## Assignment
Please filter the listing below and copy out the lines that hold "Contents".

## Working data
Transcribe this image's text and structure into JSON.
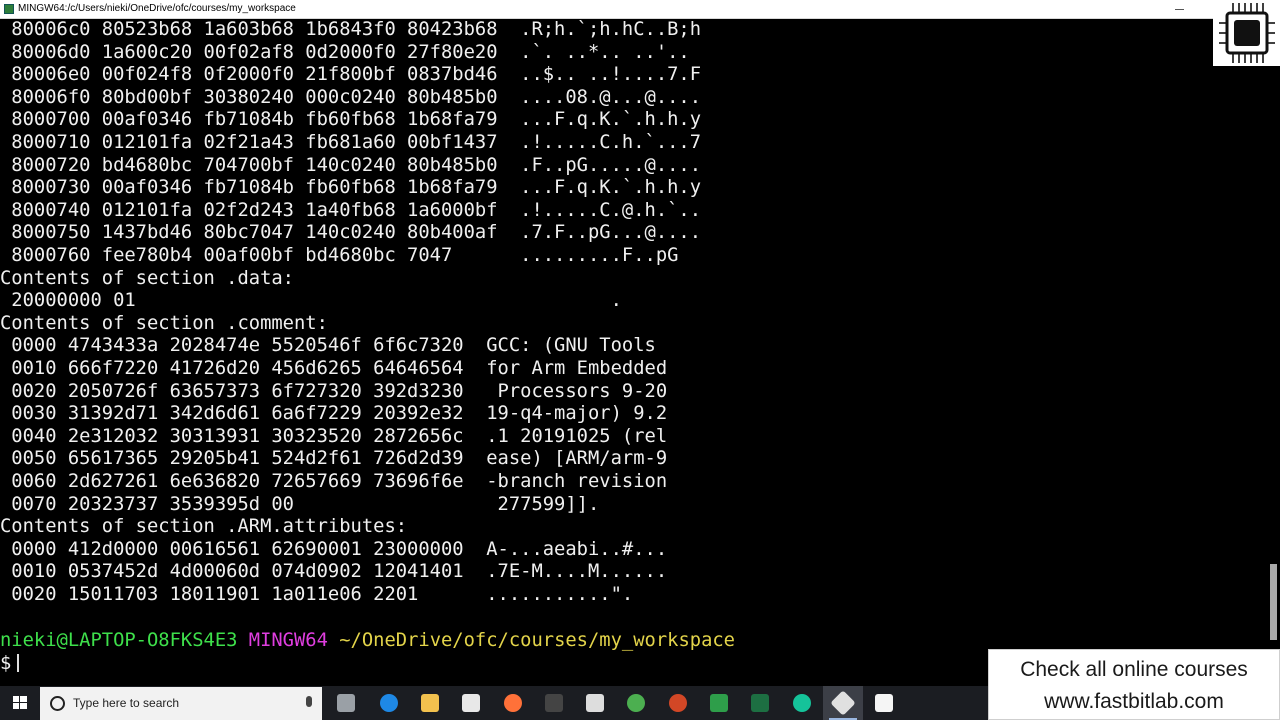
{
  "window": {
    "title": "MINGW64:/c/Users/nieki/OneDrive/ofc/courses/my_workspace"
  },
  "terminal": {
    "lines": [
      " 80006c0 80523b68 1a603b68 1b6843f0 80423b68  .R;h.`;h.hC..B;h",
      " 80006d0 1a600c20 00f02af8 0d2000f0 27f80e20  .`. ..*.. ..'..",
      " 80006e0 00f024f8 0f2000f0 21f800bf 0837bd46  ..$.. ..!....7.F",
      " 80006f0 80bd00bf 30380240 000c0240 80b485b0  ....08.@...@....",
      " 8000700 00af0346 fb71084b fb60fb68 1b68fa79  ...F.q.K.`.h.h.y",
      " 8000710 012101fa 02f21a43 fb681a60 00bf1437  .!.....C.h.`...7",
      " 8000720 bd4680bc 704700bf 140c0240 80b485b0  .F..pG.....@....",
      " 8000730 00af0346 fb71084b fb60fb68 1b68fa79  ...F.q.K.`.h.h.y",
      " 8000740 012101fa 02f2d243 1a40fb68 1a6000bf  .!.....C.@.h.`..",
      " 8000750 1437bd46 80bc7047 140c0240 80b400af  .7.F..pG...@....",
      " 8000760 fee780b4 00af00bf bd4680bc 7047      .........F..pG",
      "Contents of section .data:",
      " 20000000 01                                          .",
      "Contents of section .comment:",
      " 0000 4743433a 2028474e 5520546f 6f6c7320  GCC: (GNU Tools",
      " 0010 666f7220 41726d20 456d6265 64646564  for Arm Embedded",
      " 0020 2050726f 63657373 6f727320 392d3230   Processors 9-20",
      " 0030 31392d71 342d6d61 6a6f7229 20392e32  19-q4-major) 9.2",
      " 0040 2e312032 30313931 30323520 2872656c  .1 20191025 (rel",
      " 0050 65617365 29205b41 524d2f61 726d2d39  ease) [ARM/arm-9",
      " 0060 2d627261 6e636820 72657669 73696f6e  -branch revision",
      " 0070 20323737 3539395d 00                  277599]].",
      "Contents of section .ARM.attributes:",
      " 0000 412d0000 00616561 62690001 23000000  A-...aeabi..#...",
      " 0010 0537452d 4d00060d 074d0902 12041401  .7E-M....M......",
      " 0020 15011703 18011901 1a011e06 2201      ...........\"."
    ],
    "prompt": {
      "user_host": "nieki@LAPTOP-O8FKS4E3",
      "system": "MINGW64",
      "path": "~/OneDrive/ofc/courses/my_workspace",
      "symbol": "$"
    }
  },
  "watermark": {
    "line1": "Check all online courses",
    "line2": "www.fastbitlab.com"
  },
  "taskbar": {
    "search_placeholder": "Type here to search",
    "icons": [
      {
        "name": "task-view-icon",
        "color": "#9aa0a6"
      },
      {
        "name": "edge-icon",
        "color": "#1e88e5"
      },
      {
        "name": "file-explorer-icon",
        "color": "#f2c14e"
      },
      {
        "name": "store-icon",
        "color": "#e8e8e8"
      },
      {
        "name": "firefox-icon",
        "color": "#ff7139"
      },
      {
        "name": "notion-icon",
        "color": "#444444"
      },
      {
        "name": "mail-icon",
        "color": "#dddddd"
      },
      {
        "name": "chrome-icon",
        "color": "#4caf50"
      },
      {
        "name": "powerpoint-icon",
        "color": "#d24726"
      },
      {
        "name": "ide-icon",
        "color": "#2e9e4a"
      },
      {
        "name": "excel-icon",
        "color": "#1d6f42"
      },
      {
        "name": "grammarly-icon",
        "color": "#15c39a"
      },
      {
        "name": "git-icon",
        "color": "#e0e0e0"
      },
      {
        "name": "terminal-icon",
        "color": "#f5f5f5"
      }
    ]
  }
}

## Output for this task
      "Contents of section .data:",
      "Contents of section .comment:",
      "Contents of section .ARM.attributes:",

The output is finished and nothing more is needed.